From "The Tulsa Race Riot" to the "Greenwood 'Black Wall Street' Massacre of 1921" to finally what we now call the "Tulsa Race Massacre of 1921," the names have changed, as well as our understanding of this event, over the last 100 years.
We have often heard, “a rose by any other name would not smell as sweet.” But, would a massacre by another name be taken as seriously? This is the problem of names and frames in the case of the Tulsa Race Massacre, previously and purposefully known as the Tulsa Race Riot.
What does it mean for this to be a massacre rather than a race riot?
While a ‘riot’ is generally defined as “a crowd of people disturbing the peace” or “a public disturbance,” as in one group of people collectively acting together, the events of 1921 in Tulsa do not fit this or any definition of a riot. On the other hand, a massacre is much closer to what happened that day: a massacre is defined by Oxford Dictionary as “an indiscriminate and brutal slaughter of people,” which helps to account for the large loss of life in the Tulsa Race Massacre. Merriam-Webster goes on to add that a massacre is also “an act of complete destruction,” in line with the burning of Greenwood that was part of the Tulsa Race Massacre. Other definitions note that massacre is from the French word for “carnage.” All of these definitions of massacre denote death and destruction, while many definitions of riot do not even fully account for the property damage done in Greenwood during the massacre. Some scholars and historians note that the event was initially called a riot in order for insurance companies to avoid liability on the swaths of Black homes and businesses that were burned during the massacre. Another misnomer is from Mrs. Mary E. Parrish’s 1922 book Events of the Tulsa Disaster, but like riot, disaster is another frame that moves blame and onus off of the white people of Tulsa, much like race riot does.
These images both speak to the one-sidedness of the event, rather than the more two-sided “race riot” which would involve Black people rioting as well, or the “Negro uprising” that white Tulsa papers reported. Instead we see Black Tulsans being rounded up and interned at the Convention Hall, “for their safety,” language familiar to anyone knowledgeable about the Japanese internment camps during WWII.

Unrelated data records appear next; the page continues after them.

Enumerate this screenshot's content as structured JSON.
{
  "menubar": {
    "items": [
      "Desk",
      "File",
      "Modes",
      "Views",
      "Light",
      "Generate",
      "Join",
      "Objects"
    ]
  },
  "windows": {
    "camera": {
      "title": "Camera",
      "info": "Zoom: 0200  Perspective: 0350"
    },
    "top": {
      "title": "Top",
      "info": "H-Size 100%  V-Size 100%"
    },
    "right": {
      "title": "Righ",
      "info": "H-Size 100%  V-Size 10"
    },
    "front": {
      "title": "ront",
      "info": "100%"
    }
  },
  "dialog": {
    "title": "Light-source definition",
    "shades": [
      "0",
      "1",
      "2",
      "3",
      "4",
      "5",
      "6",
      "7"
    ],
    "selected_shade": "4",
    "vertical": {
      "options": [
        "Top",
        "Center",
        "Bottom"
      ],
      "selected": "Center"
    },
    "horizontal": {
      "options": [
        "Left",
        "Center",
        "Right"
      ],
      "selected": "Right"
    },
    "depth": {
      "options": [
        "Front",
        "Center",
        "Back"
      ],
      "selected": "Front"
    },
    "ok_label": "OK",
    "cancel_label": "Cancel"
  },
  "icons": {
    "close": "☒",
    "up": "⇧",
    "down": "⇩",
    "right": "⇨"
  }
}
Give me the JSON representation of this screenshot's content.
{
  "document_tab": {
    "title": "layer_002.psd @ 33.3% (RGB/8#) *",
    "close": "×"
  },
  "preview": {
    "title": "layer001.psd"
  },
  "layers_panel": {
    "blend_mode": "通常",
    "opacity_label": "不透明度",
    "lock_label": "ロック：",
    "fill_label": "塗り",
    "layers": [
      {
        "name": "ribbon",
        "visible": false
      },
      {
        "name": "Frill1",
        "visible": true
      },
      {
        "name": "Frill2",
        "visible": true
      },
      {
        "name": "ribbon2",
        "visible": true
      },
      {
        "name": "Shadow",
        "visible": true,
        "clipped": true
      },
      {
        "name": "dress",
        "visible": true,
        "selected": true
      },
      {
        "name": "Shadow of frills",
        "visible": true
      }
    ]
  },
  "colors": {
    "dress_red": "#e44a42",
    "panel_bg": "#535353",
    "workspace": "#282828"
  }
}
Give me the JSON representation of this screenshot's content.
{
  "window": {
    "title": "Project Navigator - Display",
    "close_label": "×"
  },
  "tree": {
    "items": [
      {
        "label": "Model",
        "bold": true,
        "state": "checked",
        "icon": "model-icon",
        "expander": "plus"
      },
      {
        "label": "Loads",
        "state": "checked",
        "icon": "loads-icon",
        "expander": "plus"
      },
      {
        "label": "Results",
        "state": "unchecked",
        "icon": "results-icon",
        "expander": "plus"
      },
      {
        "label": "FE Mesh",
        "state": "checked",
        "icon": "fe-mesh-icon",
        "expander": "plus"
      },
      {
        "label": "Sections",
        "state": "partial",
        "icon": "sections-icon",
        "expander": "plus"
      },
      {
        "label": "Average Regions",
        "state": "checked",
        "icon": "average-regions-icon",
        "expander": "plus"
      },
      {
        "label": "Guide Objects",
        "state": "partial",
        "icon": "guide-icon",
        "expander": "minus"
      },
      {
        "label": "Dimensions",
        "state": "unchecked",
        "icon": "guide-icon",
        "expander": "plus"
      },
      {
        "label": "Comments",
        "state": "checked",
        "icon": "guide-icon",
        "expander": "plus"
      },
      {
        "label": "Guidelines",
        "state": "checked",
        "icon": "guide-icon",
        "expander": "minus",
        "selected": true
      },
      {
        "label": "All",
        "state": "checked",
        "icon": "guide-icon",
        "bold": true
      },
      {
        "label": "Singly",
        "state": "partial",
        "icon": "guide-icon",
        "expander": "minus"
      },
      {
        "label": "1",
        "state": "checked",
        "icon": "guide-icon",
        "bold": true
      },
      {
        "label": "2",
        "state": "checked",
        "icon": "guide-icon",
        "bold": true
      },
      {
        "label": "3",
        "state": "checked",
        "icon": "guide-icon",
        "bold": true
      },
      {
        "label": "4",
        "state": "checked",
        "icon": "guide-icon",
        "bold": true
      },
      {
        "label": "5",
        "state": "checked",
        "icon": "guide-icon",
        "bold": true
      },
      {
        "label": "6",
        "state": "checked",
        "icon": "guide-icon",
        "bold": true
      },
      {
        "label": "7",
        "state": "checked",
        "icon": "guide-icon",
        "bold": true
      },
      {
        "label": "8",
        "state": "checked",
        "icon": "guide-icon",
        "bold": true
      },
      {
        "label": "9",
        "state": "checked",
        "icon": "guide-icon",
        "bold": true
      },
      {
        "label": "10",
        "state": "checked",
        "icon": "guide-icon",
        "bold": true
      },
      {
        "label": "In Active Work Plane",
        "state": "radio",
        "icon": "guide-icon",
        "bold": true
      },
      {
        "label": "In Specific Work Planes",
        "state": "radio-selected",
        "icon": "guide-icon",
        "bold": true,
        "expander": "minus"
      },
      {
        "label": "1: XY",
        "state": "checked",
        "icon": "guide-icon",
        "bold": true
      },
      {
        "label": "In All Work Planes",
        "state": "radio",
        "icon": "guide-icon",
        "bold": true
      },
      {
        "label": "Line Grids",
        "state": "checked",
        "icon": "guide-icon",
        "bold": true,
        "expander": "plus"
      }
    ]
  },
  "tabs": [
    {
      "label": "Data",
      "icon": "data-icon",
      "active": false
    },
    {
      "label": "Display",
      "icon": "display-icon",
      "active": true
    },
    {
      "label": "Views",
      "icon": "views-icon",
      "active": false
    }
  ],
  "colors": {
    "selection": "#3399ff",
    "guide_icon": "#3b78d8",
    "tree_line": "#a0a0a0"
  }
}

Images of internment
In the first image of Black men and women with armed white men, we see unarmed Black people and armed white people, the first sign of a power imbalance that does not fit with the ‘riot’ framing. They seem to be gathered up and out of their homes and lined up to walk. In the next two images of internment at the Convention Hall, we see people who have similarly been gathered up, now taken to a central location. While this could be so that people would stop rioting or protesting, instead with the first image it seems to be a different case. The first internment photo, we see a dangerous white mob sending Black people into the Convention Hall, and in the second internment photo we see police officers and white people guarding the doors.

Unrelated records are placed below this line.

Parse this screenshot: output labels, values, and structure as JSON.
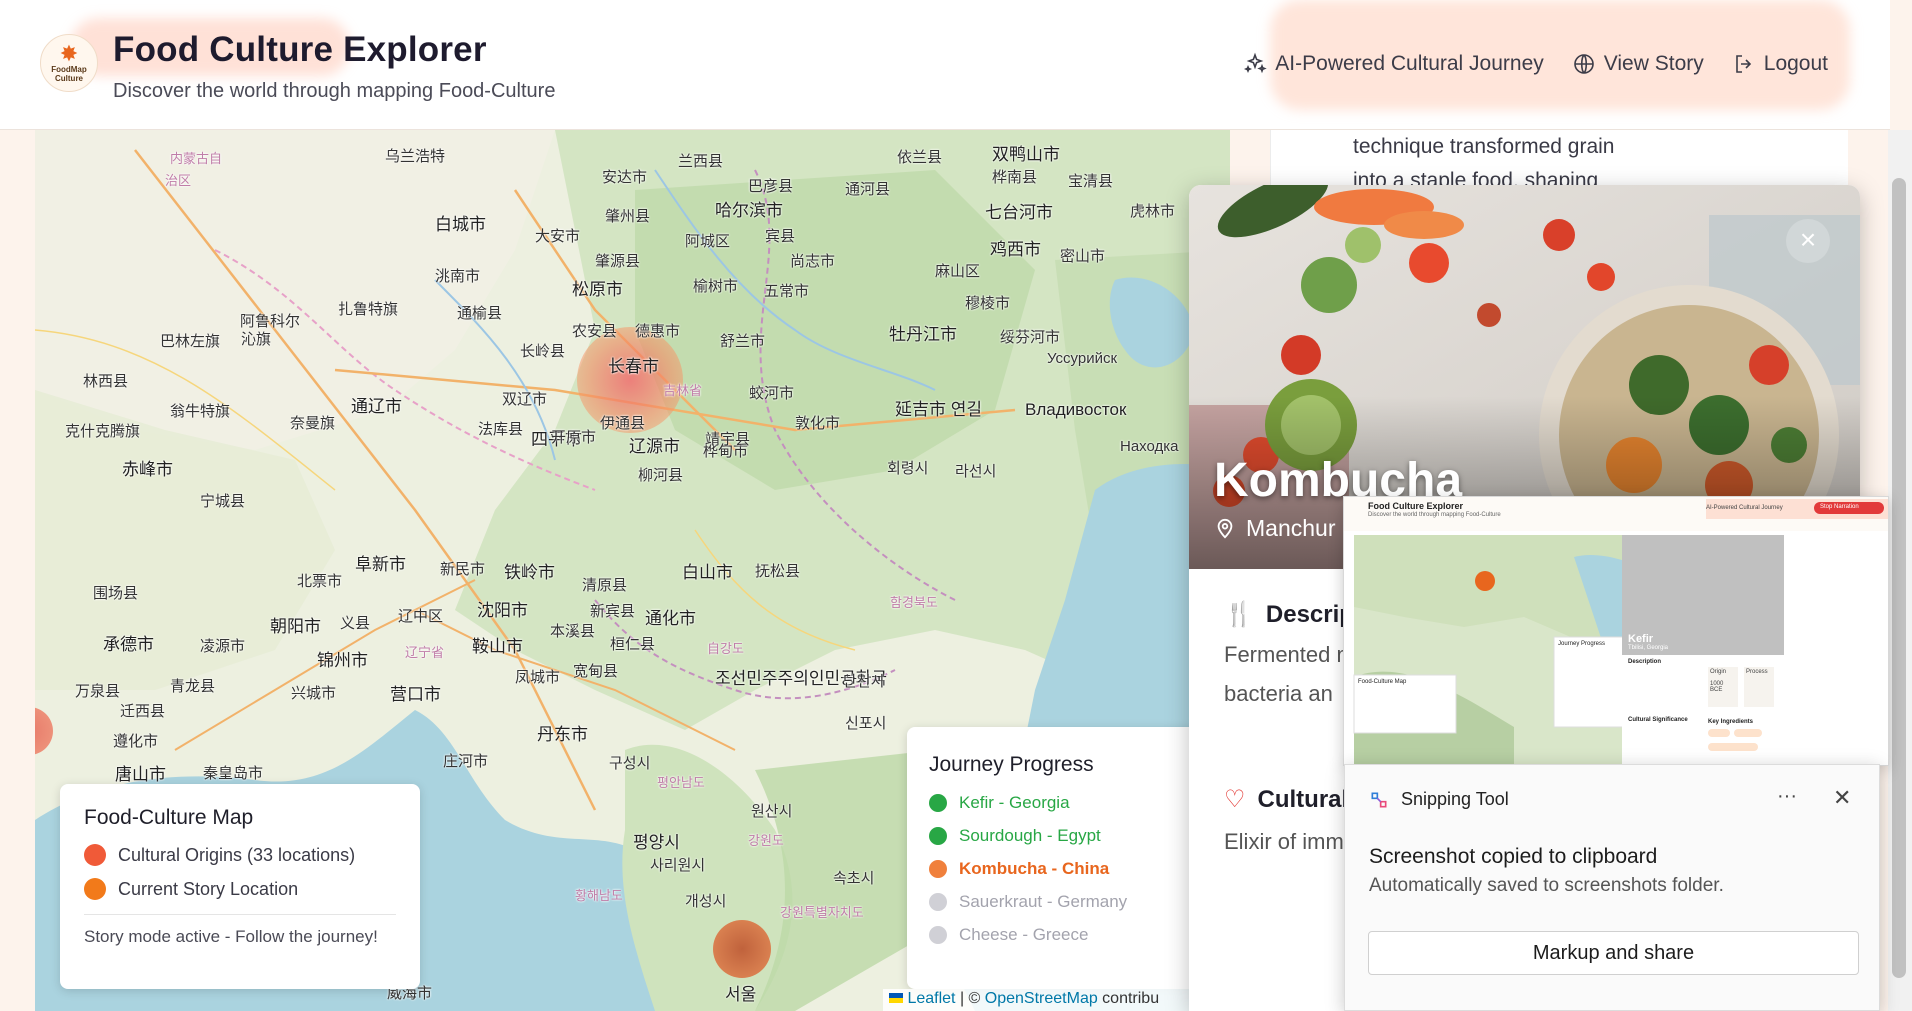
{
  "header": {
    "logo_text": "FoodMap Culture",
    "title": "Food Culture Explorer",
    "subtitle": "Discover the world through mapping Food-Culture",
    "nav": [
      {
        "label": "AI-Powered Cultural Journey",
        "icon": "sparkles-icon"
      },
      {
        "label": "View Story",
        "icon": "globe-icon"
      },
      {
        "label": "Logout",
        "icon": "logout-icon"
      }
    ]
  },
  "map": {
    "cities": [
      "内蒙古自",
      "治区",
      "乌兰浩特",
      "安达市",
      "兰西县",
      "依兰县",
      "双鸭山市",
      "桦南县",
      "宝清县",
      "哈尔滨市",
      "巴彦县",
      "通河县",
      "白城市",
      "大安市",
      "肇州县",
      "阿城区",
      "七台河市",
      "宾县",
      "尚志市",
      "鸡西市",
      "密山市",
      "虎林市",
      "洮南市",
      "肇源县",
      "松原市",
      "榆树市",
      "五常市",
      "麻山区",
      "穆棱市",
      "阿鲁科尔",
      "扎鲁特旗",
      "通榆县",
      "农安县",
      "德惠市",
      "长春市",
      "舒兰市",
      "牡丹江市",
      "绥芬河市",
      "Уссурийск",
      "巴林左旗",
      "沁旗",
      "长岭县",
      "吉林省",
      "蛟河市",
      "林西县",
      "翁牛特旗",
      "通辽市",
      "双辽市",
      "伊通县",
      "辽源市",
      "敦化市",
      "延吉市 연길",
      "Владивосток",
      "克什克腾旗",
      "奈曼旗",
      "四平市",
      "桦甸市",
      "Находка",
      "赤峰市",
      "法库县",
      "开原市",
      "柳河县",
      "靖宇县",
      "회령시",
      "라선시",
      "宁城县",
      "阜新市",
      "新民市",
      "铁岭市",
      "清原县",
      "白山市",
      "抚松县",
      "北票市",
      "沈阳市",
      "新宾县",
      "通化市",
      "함경북도",
      "围场县",
      "朝阳市",
      "义县",
      "辽中区",
      "辽宁省",
      "本溪县",
      "桓仁县",
      "万泉县",
      "承德市",
      "凌源市",
      "锦州市",
      "鞍山市",
      "凤城市",
      "宽甸县",
      "조선민주주의인민공화국",
      "단천시",
      "青龙县",
      "兴城市",
      "营口市",
      "自강도",
      "丹东市",
      "신포시",
      "迁西县",
      "遵化市",
      "唐山市",
      "秦皇岛市",
      "庄河市",
      "구성시",
      "평안남도",
      "원산시",
      "평양시",
      "사리원시",
      "강원도",
      "황해남도",
      "속초시",
      "개성시",
      "강원특별자치도",
      "서울",
      "威海市"
    ]
  },
  "legend": {
    "title": "Food-Culture Map",
    "items": [
      {
        "label": "Cultural Origins (33 locations)",
        "color": "#f05a38"
      },
      {
        "label": "Current Story Location",
        "color": "#f27a1a"
      }
    ],
    "note": "Story mode active - Follow the journey!"
  },
  "journey": {
    "title": "Journey Progress",
    "steps": [
      {
        "label": "Kefir - Georgia",
        "state": "done",
        "color": "#28a745"
      },
      {
        "label": "Sourdough - Egypt",
        "state": "done",
        "color": "#28a745"
      },
      {
        "label": "Kombucha - China",
        "state": "current",
        "color": "#f0803c"
      },
      {
        "label": "Sauerkraut - Germany",
        "state": "pending",
        "color": "#d0d0d6"
      },
      {
        "label": "Cheese - Greece",
        "state": "pending",
        "color": "#d0d0d6"
      }
    ]
  },
  "attribution": {
    "leaflet": "Leaflet",
    "sep": " | © ",
    "osm": "OpenStreetMap",
    "rest": " contribu"
  },
  "background_panel": {
    "text": "technique transformed grain into a staple food, shaping civilizations"
  },
  "card": {
    "title": "Kombucha",
    "location": "Manchur",
    "description_heading": "Descrip",
    "description": "Fermented made using (symbiotic bacteria an",
    "cultural_heading": "Cultural",
    "cultural": "Elixir of imm represents between yi"
  },
  "snip_preview": {
    "title": "Food Culture Explorer",
    "subtitle": "Discover the world through mapping Food-Culture",
    "nav": "AI-Powered Cultural Journey",
    "button": "Stop Narration",
    "card_title": "Kefir",
    "card_loc": "Tbilisi, Georgia",
    "legend_title": "Food-Culture Map",
    "journey_title": "Journey Progress",
    "desc_head": "Description",
    "origin": "Origin",
    "origin_val": "1000 BCE",
    "process": "Process",
    "sig_head": "Cultural Significance",
    "keys_head": "Key Ingredients"
  },
  "toast": {
    "app": "Snipping Tool",
    "message": "Screenshot copied to clipboard",
    "detail": "Automatically saved to screenshots folder.",
    "button": "Markup and share",
    "more": "···",
    "close": "✕"
  }
}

Another issue with this purposeful kind of misnaming is that it allowed the city of Tulsa to deny help or compensation to victims of the “riot,” leading to the minimization of the event, as well as the national forgetting of the Greenwood massacre in the years after. According to scholars Messer and Bell, framing the massacre as a riot also lay the blame on Greenwood and Black Tulsans, rather than white Tulsans, and the systematic racism that led to Dick Rowland’s arrest, with contemporary newspapers even calling the massacre a “Negro uprising.” However, in the images from the race massacre, it becomes clear that this was not the case, with white militias rounding up Black people and taking them to internment camps. With these images of internment, along with the many images of burned and ruined homes and businesses (almost all of Greenwood), it becomes clear that this was not merely a disaster, nor a riot, but indeed a racially-motivated massacre.
Even up until recently the Tulsa Race Massacre Centennial Commission was still called the Tulsa Race Riot Commission; a Change.org petition was created in 2019 to petition the commission to change its name,; the very govermental agency concerned with reparations and making right what happened in 1921. Even up until this year (2021), the Library of Congress still used "Tulsa race riot" as the subject heading for books about the race massacre, until a petition from the University of Oklahoma was successful in changing the subject heading to "Tulsa Race Massacre," nearly 100 years after the events.